(U) As the Committee stressed .in Volume 3 of its investigation, the public must be informed as soon as possible about ongoing foreign influence campaigns. The American people are not served by aggressive redactions to a narrative describing the continuity of Russian interference before and after the 2016 election. The American people also deserve better than a double standard in which information related to Russian interference in U.S. elections remains heavily redacted while information that might cast doubton investigations into that interference is released wholesale.
After a short description of Manafort’s discussions of the investigations with Rick Gates, the Report begins an entirely new, thirty-some page section detailing Manafort’s ties — through Deripaska — to Russian intelligence, specifically GRU. That’s another section that Wyden complained was overly redacted.
I’m not aware of any place where the Report describes a document, seemingly titled with the date, August 27, 2018 (but with a last modification date of May 15, 2018), describing “Info.”
In any case, Paula Manafort and Konstantin Kilimnik appear to have been planning something for August 27, 2018.
Which is interesting, given something disclosed in the last two Mueller FOIA releases. On August 21, 2018, Marshals at the Alexandria jail informed the Sheriff that a laptop provided to Paul Manafort for legal review had had its administrative password changed. That same day, per the Sheriff’s office, someone brought Manafort two USB drives. One — marked “Blank” — had a bunch of hidden files in its trash folder.

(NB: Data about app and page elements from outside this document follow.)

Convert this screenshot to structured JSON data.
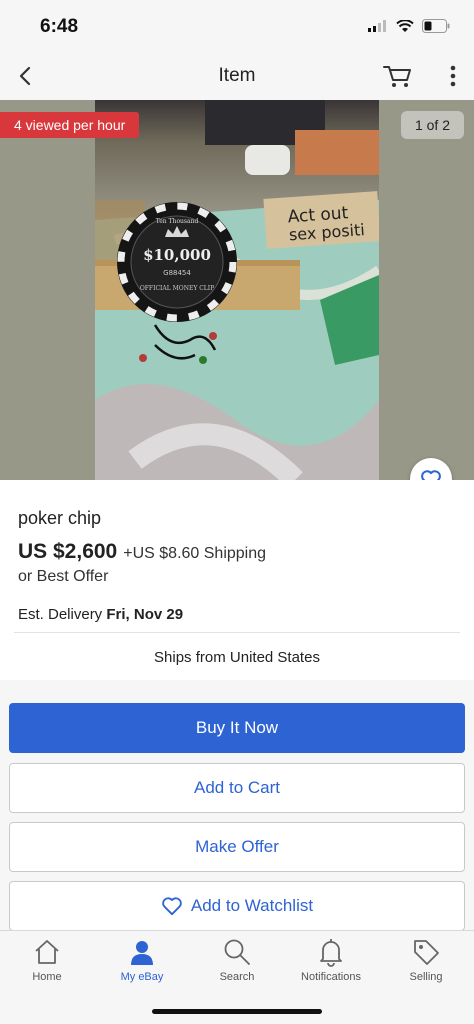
{
  "status_bar": {
    "time": "6:48"
  },
  "nav": {
    "title": "Item"
  },
  "hero": {
    "viewed_badge": "4 viewed per hour",
    "page_indicator": "1 of 2",
    "chip": {
      "top_text": "Ten Thousand",
      "value_text": "$10,000",
      "serial": "G88454",
      "bottom_text": "OFFICIAL MONEY CLIP"
    },
    "sign_text_line1": "Act out",
    "sign_text_line2": "sex positi"
  },
  "listing": {
    "title": "poker chip",
    "price": "US $2,600",
    "shipping": "+US $8.60 Shipping",
    "offer_text": "or Best Offer",
    "delivery_label": "Est. Delivery",
    "delivery_date": "Fri, Nov 29",
    "ships_from": "Ships from United States"
  },
  "actions": {
    "buy_now": "Buy It Now",
    "add_to_cart": "Add to Cart",
    "make_offer": "Make Offer",
    "watchlist": "Add to Watchlist"
  },
  "tabs": [
    {
      "label": "Home",
      "icon": "home-icon",
      "active": false
    },
    {
      "label": "My eBay",
      "icon": "person-icon",
      "active": true
    },
    {
      "label": "Search",
      "icon": "search-icon",
      "active": false
    },
    {
      "label": "Notifications",
      "icon": "bell-icon",
      "active": false
    },
    {
      "label": "Selling",
      "icon": "tag-icon",
      "active": false
    }
  ],
  "colors": {
    "accent": "#2e63d4",
    "badge": "#d8383c",
    "background": "#f6f6f6"
  }
}
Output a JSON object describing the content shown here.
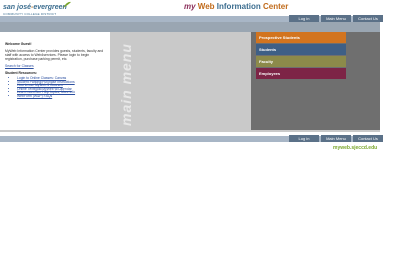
{
  "logo": {
    "name_left": "san josé",
    "name_dash": "-",
    "name_right": "evergreen",
    "subtitle": "COMMUNITY COLLEGE DISTRICT"
  },
  "site_title": {
    "my": "my",
    "web": "Web",
    "information": "Information",
    "center": "Center"
  },
  "top_nav": {
    "login": "Log in",
    "main_menu": "Main Menu",
    "contact": "Contact Us"
  },
  "main": {
    "welcome": "Welcome Guest!",
    "intro": "MyWeb Information Center provides guests, students, faculty and staff with access to Web4services. Please login to begin registration, purchase parking permit, etc.",
    "search_link": "Search for Classes",
    "student_resources_title": "Student Resources:",
    "student_resources": [
      "Login to Online Classes: Canvas",
      "Student Parking/Purchase Instructions",
      "How to use MyWeb 3 Courses",
      "Online Textbook/MyWeb w/Calendar",
      "Learn more/See Help topics, More info",
      "WebForm (W&P) FAQs"
    ],
    "watermark": "main menu"
  },
  "side_nav": [
    {
      "label": "Prospective Students",
      "color": "#d2741f"
    },
    {
      "label": "Students",
      "color": "#3e5f86"
    },
    {
      "label": "Faculty",
      "color": "#8c8a4a"
    },
    {
      "label": "Employees",
      "color": "#7d2446"
    }
  ],
  "bottom_nav": {
    "login": "Log in",
    "main_menu": "Main Menu",
    "contact": "Contact Us"
  },
  "footer": {
    "url": "myweb.sjeccd.edu"
  }
}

The day a jury found Manafort guilty of his VA crimes, someone helped sneak files to Manafort. That also happens to be just a week before whatever event Manafort had been planning back in May was scheduled.
And for some reason, even though they learned he was still conspiring from jail, Mueller’s team went ahead and signed a cooperation agreement with the guy.
And yet, after multiple instances where Manafort’s jailers discovered he was communicating covertly from prison, Bill Barr’s DOJ used COVID as an excuse to release him from a prison with no COVID cases, and put him in home confinement. It’s not just that Billy Barr has made sure that Manafort won’t face his full punishment for money laundering and cheating on his taxes. It’s that Barr has made it easier for a guy with abundant ties to Russian intelligence to continue communicating with Russian intelligence.
There’s one other detail in the SSCI Report that makes all of this much more interesting: Just before Manafort snuck off to meet with Kilimnik on August 2, 2016 to share his campaign strategy and discuss carving up Ukraine to Russia’s liking, Manafort had a meeting at Trump Tower with Rudy Giuliani and Donald Trump.